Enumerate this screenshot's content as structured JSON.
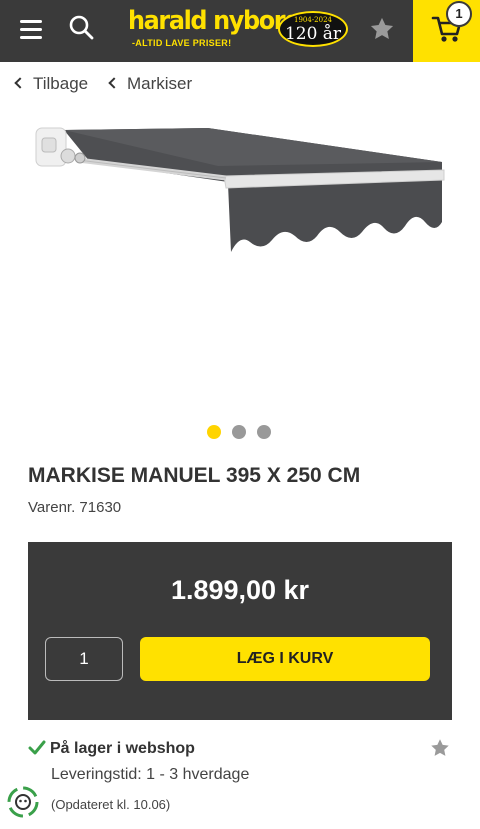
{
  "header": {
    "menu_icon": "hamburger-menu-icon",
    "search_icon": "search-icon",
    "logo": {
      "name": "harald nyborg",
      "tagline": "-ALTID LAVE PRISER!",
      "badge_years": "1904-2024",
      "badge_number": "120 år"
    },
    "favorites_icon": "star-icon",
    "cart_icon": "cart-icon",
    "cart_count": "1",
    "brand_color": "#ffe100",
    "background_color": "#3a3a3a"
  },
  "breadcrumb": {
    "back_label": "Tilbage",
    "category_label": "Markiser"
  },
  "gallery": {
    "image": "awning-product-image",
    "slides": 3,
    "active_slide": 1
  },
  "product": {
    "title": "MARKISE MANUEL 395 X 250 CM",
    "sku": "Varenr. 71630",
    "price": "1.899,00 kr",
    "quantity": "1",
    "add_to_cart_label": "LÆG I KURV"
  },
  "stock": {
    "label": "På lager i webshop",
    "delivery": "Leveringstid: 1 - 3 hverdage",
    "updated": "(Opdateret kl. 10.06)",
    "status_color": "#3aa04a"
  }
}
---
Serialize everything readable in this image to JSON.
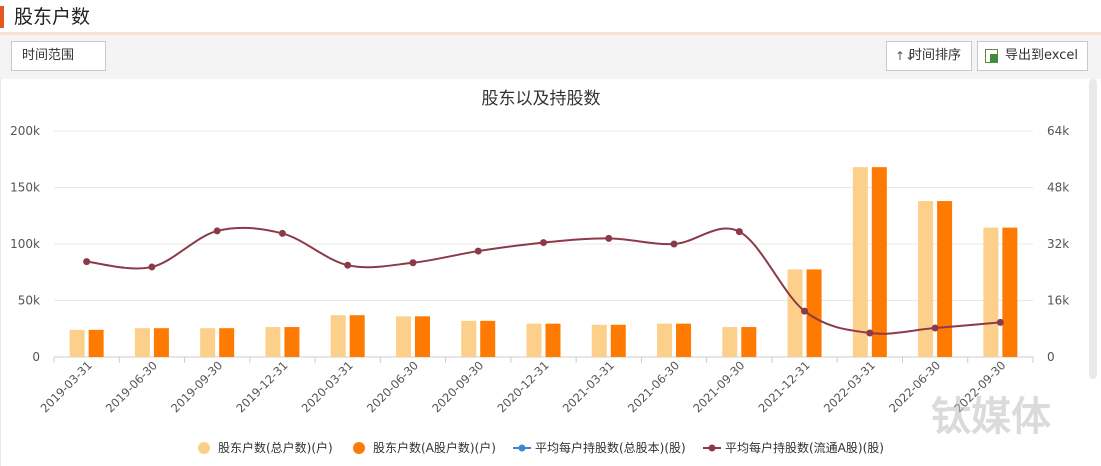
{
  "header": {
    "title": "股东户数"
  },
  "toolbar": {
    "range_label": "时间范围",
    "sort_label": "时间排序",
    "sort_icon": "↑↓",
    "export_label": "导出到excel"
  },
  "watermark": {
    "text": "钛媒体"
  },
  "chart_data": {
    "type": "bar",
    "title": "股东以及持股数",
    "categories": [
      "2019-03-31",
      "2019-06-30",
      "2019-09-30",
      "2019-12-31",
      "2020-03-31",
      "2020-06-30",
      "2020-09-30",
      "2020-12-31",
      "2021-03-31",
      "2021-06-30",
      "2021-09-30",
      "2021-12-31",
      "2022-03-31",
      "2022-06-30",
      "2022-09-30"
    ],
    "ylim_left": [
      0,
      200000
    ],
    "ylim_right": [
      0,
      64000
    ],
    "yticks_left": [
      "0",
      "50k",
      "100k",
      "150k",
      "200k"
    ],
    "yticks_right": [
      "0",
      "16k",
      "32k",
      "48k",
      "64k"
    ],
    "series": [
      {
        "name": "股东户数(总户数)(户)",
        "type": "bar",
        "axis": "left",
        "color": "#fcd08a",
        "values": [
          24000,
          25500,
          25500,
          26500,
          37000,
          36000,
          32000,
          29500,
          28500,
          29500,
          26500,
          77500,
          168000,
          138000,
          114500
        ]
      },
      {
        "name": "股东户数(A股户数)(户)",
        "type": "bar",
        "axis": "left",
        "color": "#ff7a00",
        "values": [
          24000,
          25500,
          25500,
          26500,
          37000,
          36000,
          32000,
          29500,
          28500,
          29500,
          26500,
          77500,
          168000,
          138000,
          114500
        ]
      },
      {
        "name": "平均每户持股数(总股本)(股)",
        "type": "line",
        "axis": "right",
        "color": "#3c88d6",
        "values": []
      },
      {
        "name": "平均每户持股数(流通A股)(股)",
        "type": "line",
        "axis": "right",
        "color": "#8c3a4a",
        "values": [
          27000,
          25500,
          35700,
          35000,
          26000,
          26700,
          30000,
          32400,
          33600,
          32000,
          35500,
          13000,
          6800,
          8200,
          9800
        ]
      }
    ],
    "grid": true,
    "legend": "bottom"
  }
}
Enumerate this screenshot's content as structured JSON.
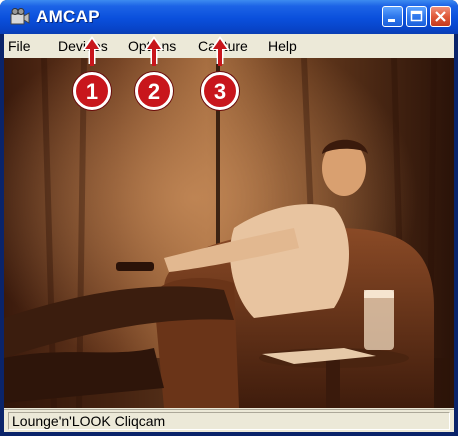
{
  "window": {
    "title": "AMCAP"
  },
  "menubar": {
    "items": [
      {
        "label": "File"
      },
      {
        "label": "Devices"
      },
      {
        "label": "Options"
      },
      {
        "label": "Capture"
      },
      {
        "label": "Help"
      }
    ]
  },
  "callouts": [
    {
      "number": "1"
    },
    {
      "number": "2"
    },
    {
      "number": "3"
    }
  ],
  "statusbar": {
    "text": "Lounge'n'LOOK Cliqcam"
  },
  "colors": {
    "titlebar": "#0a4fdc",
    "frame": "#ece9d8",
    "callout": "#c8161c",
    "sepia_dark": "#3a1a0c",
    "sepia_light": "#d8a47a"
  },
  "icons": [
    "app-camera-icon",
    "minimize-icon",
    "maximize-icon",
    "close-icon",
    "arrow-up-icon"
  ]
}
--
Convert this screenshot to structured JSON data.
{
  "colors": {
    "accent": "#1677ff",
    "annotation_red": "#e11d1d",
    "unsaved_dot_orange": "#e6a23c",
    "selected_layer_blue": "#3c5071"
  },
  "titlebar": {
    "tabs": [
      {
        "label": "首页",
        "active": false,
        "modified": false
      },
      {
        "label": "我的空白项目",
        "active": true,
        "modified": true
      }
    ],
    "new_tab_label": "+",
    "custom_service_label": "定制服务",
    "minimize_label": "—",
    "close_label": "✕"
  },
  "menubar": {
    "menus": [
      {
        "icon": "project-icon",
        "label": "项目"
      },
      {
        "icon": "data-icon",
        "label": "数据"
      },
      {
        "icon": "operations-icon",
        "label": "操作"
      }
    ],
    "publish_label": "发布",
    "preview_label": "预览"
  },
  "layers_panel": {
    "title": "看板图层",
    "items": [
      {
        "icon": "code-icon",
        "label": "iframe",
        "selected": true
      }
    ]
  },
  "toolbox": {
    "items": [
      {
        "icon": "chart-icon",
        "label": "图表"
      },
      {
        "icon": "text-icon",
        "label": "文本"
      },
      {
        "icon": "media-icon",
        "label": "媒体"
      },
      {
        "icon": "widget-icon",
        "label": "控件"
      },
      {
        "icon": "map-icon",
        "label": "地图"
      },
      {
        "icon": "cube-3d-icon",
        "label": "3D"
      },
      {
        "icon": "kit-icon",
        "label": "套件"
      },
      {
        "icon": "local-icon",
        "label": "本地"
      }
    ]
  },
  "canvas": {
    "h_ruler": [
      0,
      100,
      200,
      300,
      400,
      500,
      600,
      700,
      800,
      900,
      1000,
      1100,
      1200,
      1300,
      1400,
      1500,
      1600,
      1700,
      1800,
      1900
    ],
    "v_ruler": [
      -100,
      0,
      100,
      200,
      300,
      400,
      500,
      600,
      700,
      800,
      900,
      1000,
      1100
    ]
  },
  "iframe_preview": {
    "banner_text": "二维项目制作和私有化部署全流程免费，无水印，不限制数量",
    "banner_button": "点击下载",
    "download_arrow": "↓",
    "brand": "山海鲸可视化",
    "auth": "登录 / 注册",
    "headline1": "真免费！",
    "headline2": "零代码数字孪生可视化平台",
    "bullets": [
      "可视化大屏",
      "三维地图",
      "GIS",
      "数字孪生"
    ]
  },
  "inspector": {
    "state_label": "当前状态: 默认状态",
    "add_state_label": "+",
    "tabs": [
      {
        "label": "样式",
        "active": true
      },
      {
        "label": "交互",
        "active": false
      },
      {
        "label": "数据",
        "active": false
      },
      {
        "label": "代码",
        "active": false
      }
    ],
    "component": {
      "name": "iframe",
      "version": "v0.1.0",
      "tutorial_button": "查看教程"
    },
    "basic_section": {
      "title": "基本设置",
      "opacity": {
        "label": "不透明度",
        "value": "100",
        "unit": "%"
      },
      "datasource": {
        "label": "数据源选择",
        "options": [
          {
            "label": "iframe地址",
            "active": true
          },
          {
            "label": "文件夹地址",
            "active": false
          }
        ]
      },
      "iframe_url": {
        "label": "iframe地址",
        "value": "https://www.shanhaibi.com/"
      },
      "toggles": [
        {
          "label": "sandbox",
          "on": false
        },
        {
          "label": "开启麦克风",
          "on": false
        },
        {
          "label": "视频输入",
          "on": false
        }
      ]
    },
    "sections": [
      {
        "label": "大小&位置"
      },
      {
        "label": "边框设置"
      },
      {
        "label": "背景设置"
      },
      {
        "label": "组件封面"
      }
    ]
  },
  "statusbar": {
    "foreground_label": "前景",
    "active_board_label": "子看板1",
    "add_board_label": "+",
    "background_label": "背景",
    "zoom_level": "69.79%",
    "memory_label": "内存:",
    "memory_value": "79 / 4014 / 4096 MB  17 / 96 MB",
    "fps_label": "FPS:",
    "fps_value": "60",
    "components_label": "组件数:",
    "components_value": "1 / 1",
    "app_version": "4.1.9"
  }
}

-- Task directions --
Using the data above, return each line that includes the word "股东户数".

-- Written answer --
    "title": "股东户数"
        "name": "股东户数(总户数)(户)",
        "name": "股东户数(A股户数)(户)",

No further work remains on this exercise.